**The problem**. Look through the material below. Copy every line with the string "count" in it.

**Input data**.
===

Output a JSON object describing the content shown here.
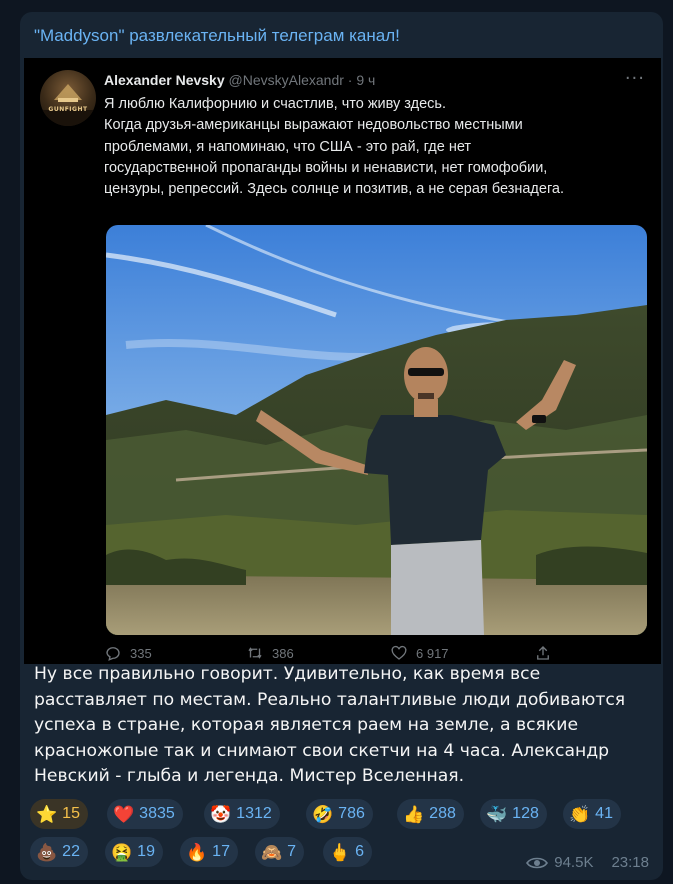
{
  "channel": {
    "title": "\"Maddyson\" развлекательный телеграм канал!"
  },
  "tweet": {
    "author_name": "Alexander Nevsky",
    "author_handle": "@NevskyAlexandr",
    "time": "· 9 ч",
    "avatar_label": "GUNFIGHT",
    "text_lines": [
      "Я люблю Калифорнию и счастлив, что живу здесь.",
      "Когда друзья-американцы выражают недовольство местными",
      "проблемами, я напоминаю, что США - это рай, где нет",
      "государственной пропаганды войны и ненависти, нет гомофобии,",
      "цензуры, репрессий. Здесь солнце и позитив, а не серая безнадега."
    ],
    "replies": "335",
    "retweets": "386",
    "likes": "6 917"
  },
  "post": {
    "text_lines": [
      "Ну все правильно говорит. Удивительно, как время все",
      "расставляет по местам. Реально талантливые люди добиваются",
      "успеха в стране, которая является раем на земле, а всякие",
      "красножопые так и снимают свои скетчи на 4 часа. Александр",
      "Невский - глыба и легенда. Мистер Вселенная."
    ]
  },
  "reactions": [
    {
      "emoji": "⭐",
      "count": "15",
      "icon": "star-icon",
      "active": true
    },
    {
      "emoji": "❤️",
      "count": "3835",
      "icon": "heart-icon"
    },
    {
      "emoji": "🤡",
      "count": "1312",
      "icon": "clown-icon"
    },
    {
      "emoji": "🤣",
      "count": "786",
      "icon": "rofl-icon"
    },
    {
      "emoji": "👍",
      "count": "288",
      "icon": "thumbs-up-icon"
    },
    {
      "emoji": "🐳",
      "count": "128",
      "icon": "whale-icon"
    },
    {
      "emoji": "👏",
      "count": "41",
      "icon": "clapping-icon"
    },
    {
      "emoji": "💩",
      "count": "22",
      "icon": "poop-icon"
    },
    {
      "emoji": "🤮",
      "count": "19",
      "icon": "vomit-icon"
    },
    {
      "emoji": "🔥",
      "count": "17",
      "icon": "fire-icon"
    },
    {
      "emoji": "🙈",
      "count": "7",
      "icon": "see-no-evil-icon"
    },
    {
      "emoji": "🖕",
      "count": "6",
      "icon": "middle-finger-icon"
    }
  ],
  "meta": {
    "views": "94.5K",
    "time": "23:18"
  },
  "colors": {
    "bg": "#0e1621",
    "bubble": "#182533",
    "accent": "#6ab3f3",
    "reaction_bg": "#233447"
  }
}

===

**Task answer**.
      "count": "15",
      "count": "3835",
      "count": "1312",
      "count": "786",
      "count": "288",
      "count": "128",
      "count": "41",
      "count": "22",
      "count": "19",
      "count": "17",
      "count": "7",
      "count": "6",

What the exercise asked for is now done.